During the course of follow-up, the girl developed extensive hyperplasic oral lesions and bilateral erythema of the gingival and buccal mucosa, along with lip swelling. She still suffered no gastrointestinal symptoms. She was treated with oral prednisolone (50 mg daily) and metronidazole (250 mg, 3 times daily), which together cleared the lesions. On withdrawal of treatment, the lesions reappeared, but could be controlled by topical steroid treatment.
Mucocutaneous lesions represent the most frequent extraintestinal manifestation of CD and may be divided into three groups: 1, specific lesions, in which there is direct involvement of mucous membranes or skin by the same disease process as in CD (contiguous or metastatic); 2, non-specific, reactive skin disease such as erythema nodosum, pyoderma gangrenosum and pustular eruptions; and 3, mucocutaneous manifestations secondary to nutritional deficiency (3, 4).
The facial eruptions in our two cases were histologically non-specific without granulomas and may be classified as reactive. However, since granulomas can be very discrete, it is possible that the lesions are in fact a specific manifestation of CD. In both cases, we describe organised angular cheilitis as the initial manifestation of CD.
Scully et al. (5) described oral manifestation in 19 patients without historical evidence of gastrointestinal disease. In addition to swelling, “cobblestoning” and ulcers, angular cheilitis was present in 7/19 cases. Only one of these presented with no additional swelling, as was the case in our two patients. The authors describe one patient in whom, like our two patients, no granulomas were detected. Furthermore, Tyldesley (6) described seven patients with oral lesions only. All presented with swollen lips, angular cheilitis, buccal lesions and palpable nodes. The girl we describe in case 2 developed orofacial granulomatosis. Typified by recurrent or persistent swelling of the lips, cheeks, gingiva and/or oral mucosa, and the identification of granulomas in histological analyses, this presentation has been described as a separate entity as well as a feature of CD (7). Our patient displayed no gastrointestinal symptoms or signs of CD in endoscopic evaluation, but the finding of granulomas in her anal skin tags supports the diagnosis CD. Because of the atypical initial presentation of organised angular cheilitis without lip swelling, the diagnosis of CD was delayed for several years in both children.
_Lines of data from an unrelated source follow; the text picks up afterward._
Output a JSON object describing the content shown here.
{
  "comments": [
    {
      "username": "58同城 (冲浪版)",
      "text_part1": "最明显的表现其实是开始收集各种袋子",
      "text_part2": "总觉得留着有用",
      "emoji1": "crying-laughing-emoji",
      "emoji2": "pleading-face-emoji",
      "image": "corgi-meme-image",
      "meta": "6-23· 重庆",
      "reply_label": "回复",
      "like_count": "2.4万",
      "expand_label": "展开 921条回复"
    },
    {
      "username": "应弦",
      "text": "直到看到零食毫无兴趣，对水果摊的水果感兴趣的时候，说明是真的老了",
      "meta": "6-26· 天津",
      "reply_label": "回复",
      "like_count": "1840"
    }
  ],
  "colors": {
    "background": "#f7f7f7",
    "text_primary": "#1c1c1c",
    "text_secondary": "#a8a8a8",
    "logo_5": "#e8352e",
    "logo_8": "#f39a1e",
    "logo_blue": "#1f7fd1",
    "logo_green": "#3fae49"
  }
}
When confronted with a child with organised angular cheilitis, with or without lip swelling, it is important to consider the diagnosis of CD. The patient’s medical history should be checked thoroughly and other physical signs of CD, such as asymptomatic genital or perianal lesions, sought. Although not uncommon in otherwise healthy children, some 25–30% of patients with CD show perianal lesions before gastrointestinal complaints (8). A systematic oral examination, involving the submandibular lymph nodes, lips, labial mucosa and sulci, commisures, buccal mucosa and sulci, gingiva, tongue, floor of the mouth and hard and soft palates, should be performed in children with suspected CD.
We are indebted to clinical photographer Helene Ryttersgaard.